### TASK PROMPT:
Upon reaching the line that contains "What's the underlying" in the records below, begin repeating every line exactly through the last one, skipping pictures.

### Element data from apps and pages:
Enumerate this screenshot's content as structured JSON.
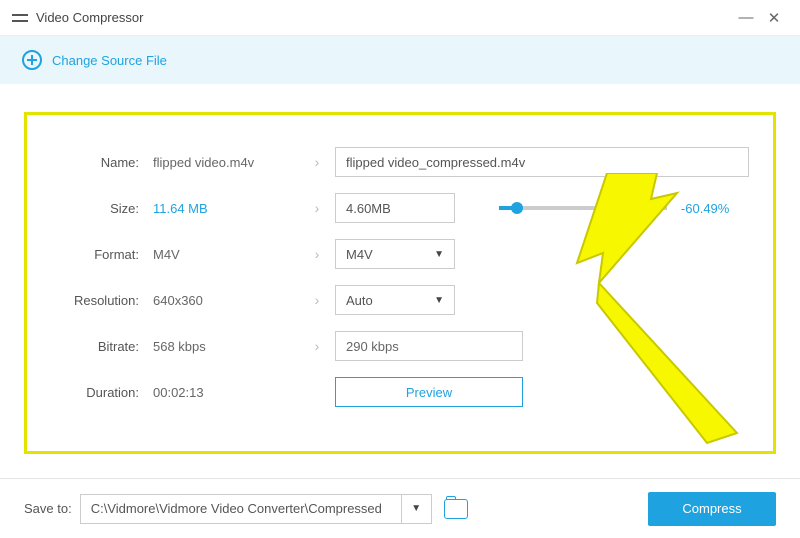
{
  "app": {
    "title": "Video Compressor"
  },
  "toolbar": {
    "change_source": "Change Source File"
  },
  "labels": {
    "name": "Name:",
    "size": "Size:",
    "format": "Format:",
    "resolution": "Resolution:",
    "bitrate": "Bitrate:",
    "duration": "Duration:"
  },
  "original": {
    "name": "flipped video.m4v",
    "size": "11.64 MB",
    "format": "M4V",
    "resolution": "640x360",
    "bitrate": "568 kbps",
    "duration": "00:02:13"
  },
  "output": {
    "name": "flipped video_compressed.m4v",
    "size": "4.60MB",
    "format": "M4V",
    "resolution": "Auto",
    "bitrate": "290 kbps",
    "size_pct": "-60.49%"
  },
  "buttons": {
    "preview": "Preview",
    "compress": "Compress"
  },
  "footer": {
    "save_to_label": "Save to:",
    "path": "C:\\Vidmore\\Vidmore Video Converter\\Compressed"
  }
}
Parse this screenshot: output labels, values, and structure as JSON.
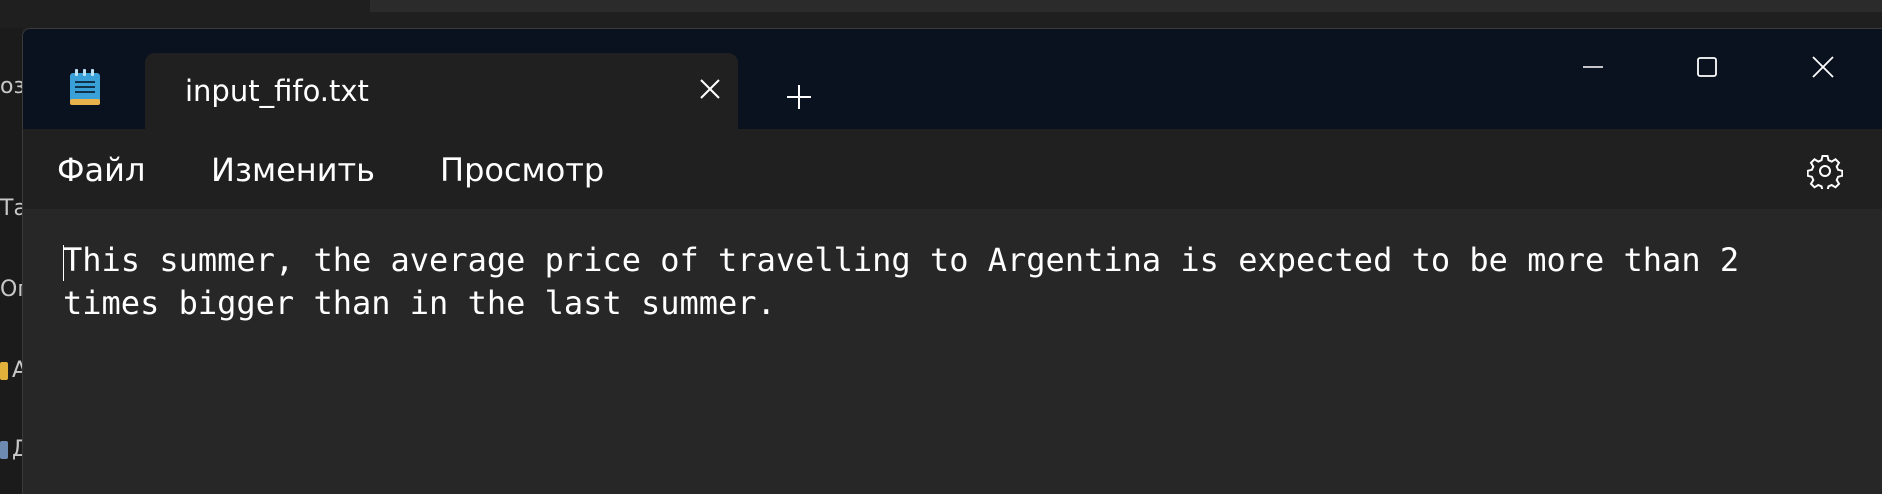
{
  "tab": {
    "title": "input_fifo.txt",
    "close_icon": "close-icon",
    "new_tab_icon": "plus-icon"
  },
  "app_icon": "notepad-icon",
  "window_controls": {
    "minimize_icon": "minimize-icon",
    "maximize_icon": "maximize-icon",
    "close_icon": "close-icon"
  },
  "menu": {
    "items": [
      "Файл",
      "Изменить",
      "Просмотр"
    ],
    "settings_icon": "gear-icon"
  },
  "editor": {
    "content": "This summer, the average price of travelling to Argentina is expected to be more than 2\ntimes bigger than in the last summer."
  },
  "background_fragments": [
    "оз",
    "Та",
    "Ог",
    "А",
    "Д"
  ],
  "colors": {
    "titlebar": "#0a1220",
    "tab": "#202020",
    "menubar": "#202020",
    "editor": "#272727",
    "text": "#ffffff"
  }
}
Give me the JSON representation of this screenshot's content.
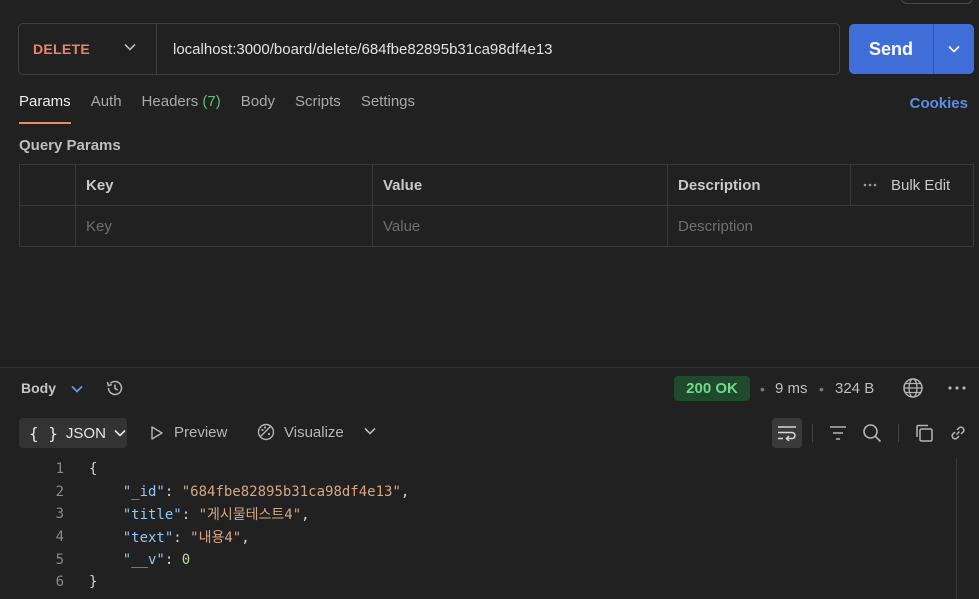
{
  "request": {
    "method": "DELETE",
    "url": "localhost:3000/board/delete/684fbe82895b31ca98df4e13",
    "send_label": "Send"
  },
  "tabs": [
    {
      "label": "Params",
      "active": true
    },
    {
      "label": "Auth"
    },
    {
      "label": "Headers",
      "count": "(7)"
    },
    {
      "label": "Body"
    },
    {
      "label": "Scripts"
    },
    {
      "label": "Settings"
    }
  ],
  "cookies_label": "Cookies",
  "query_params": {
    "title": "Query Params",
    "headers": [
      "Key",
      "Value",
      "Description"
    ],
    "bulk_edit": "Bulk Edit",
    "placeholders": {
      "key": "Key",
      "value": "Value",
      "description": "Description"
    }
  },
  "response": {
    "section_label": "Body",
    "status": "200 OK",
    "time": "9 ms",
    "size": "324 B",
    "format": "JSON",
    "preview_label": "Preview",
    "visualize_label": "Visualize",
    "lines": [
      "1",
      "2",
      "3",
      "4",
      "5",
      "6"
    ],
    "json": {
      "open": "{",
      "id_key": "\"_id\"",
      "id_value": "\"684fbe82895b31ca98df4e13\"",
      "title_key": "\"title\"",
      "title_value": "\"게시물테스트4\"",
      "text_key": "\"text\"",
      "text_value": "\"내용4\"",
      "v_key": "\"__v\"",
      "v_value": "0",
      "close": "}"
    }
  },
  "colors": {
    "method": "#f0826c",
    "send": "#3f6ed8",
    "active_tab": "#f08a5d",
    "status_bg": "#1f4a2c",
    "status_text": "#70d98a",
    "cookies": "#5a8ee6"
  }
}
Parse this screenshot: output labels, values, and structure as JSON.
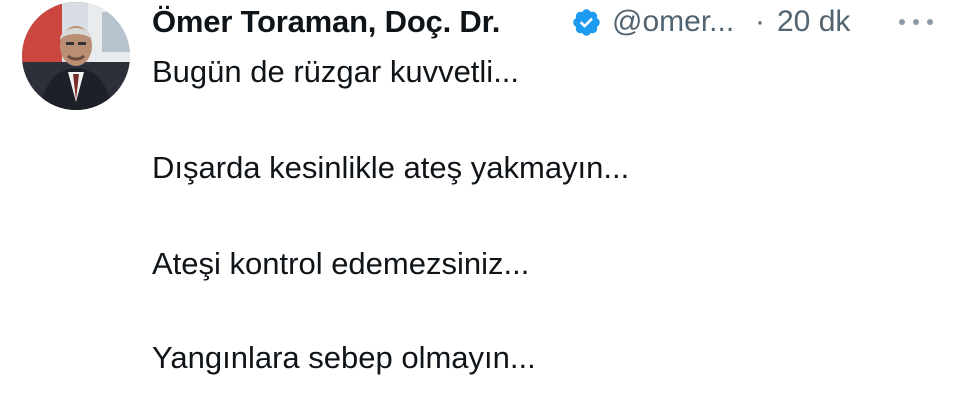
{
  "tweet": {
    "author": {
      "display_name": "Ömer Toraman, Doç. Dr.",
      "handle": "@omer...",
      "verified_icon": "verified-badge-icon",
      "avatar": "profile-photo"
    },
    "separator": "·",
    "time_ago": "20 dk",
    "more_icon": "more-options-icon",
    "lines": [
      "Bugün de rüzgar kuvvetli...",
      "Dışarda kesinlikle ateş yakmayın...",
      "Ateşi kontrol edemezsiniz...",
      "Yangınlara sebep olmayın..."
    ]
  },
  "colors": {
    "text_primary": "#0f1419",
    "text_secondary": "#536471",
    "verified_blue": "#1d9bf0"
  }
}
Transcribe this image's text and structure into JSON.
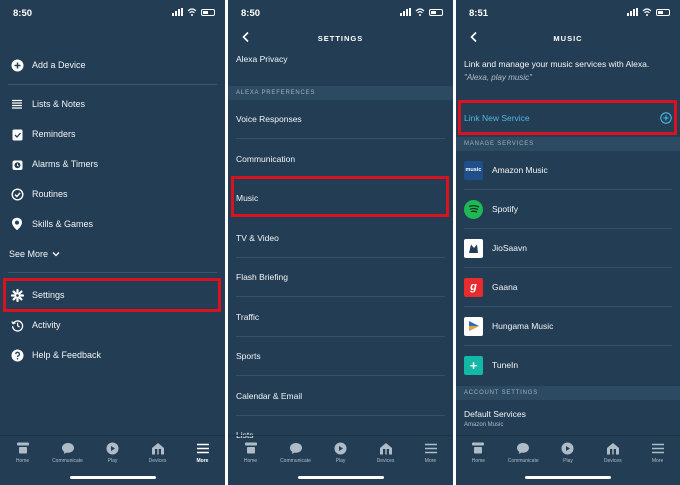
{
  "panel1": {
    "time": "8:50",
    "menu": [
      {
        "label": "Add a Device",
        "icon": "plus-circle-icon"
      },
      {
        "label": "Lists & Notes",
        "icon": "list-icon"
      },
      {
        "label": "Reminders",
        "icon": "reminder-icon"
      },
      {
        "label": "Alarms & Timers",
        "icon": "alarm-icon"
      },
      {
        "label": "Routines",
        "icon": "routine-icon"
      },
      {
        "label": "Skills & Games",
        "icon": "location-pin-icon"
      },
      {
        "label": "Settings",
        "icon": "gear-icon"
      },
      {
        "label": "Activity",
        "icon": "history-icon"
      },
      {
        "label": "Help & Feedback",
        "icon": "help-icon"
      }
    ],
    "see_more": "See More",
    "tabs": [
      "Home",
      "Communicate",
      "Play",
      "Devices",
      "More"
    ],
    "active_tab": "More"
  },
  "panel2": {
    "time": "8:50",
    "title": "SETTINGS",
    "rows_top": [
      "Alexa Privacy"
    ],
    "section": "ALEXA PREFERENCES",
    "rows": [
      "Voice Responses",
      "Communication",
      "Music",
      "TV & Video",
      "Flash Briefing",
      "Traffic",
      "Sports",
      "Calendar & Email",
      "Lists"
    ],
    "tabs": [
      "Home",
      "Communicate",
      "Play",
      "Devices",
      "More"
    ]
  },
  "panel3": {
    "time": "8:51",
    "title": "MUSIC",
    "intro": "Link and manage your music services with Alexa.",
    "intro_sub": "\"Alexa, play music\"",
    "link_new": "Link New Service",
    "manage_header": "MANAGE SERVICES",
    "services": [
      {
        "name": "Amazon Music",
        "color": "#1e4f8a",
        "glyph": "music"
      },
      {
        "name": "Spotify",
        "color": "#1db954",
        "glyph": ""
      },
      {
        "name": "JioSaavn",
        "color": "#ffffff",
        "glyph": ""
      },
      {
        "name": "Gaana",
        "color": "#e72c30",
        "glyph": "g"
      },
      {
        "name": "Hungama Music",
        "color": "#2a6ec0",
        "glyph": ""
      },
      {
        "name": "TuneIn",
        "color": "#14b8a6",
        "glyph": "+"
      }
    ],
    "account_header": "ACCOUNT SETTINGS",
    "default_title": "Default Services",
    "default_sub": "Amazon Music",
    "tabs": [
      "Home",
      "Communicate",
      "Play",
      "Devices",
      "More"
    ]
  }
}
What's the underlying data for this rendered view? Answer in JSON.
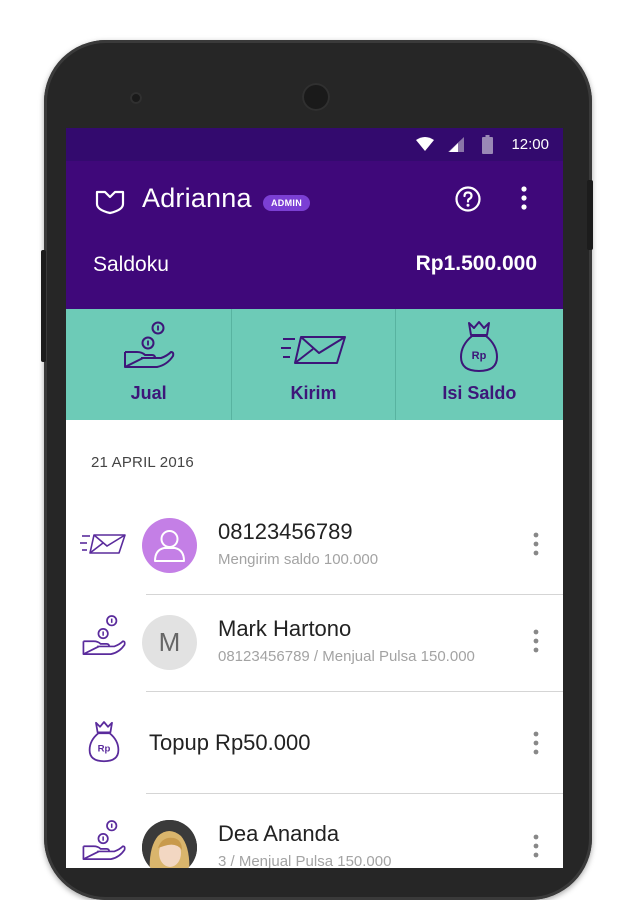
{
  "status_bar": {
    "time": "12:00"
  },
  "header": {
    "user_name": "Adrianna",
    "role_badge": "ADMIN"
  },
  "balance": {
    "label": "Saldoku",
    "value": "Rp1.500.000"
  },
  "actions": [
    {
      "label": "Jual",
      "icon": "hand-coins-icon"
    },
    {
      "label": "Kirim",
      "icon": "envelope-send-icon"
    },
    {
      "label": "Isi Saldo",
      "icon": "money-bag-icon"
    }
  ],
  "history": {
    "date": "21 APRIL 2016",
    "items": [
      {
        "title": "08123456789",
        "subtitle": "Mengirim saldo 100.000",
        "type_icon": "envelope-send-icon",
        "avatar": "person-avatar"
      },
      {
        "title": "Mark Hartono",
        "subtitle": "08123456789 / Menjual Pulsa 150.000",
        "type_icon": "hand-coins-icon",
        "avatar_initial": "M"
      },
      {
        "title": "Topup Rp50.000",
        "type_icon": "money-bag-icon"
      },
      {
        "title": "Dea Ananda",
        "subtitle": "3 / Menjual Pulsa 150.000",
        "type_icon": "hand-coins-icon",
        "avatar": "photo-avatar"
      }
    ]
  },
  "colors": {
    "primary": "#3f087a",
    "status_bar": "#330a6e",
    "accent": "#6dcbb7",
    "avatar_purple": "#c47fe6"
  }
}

### TASK OUTPUT:
What's the underlying data for this rendered view? Answer in JSON.
{
  "status_bar": {
    "time": "12:00"
  },
  "header": {
    "user_name": "Adrianna",
    "role_badge": "ADMIN"
  },
  "balance": {
    "label": "Saldoku",
    "value": "Rp1.500.000"
  },
  "actions": [
    {
      "label": "Jual",
      "icon": "hand-coins-icon"
    },
    {
      "label": "Kirim",
      "icon": "envelope-send-icon"
    },
    {
      "label": "Isi Saldo",
      "icon": "money-bag-icon"
    }
  ],
  "history": {
    "date": "21 APRIL 2016",
    "items": [
      {
        "title": "08123456789",
        "subtitle": "Mengirim saldo 100.000",
        "type_icon": "envelope-send-icon",
        "avatar": "person-avatar"
      },
      {
        "title": "Mark Hartono",
        "subtitle": "08123456789 / Menjual Pulsa 150.000",
        "type_icon": "hand-coins-icon",
        "avatar_initial": "M"
      },
      {
        "title": "Topup Rp50.000",
        "type_icon": "money-bag-icon"
      },
      {
        "title": "Dea Ananda",
        "subtitle": "3 / Menjual Pulsa 150.000",
        "type_icon": "hand-coins-icon",
        "avatar": "photo-avatar"
      }
    ]
  },
  "colors": {
    "primary": "#3f087a",
    "status_bar": "#330a6e",
    "accent": "#6dcbb7",
    "avatar_purple": "#c47fe6"
  }
}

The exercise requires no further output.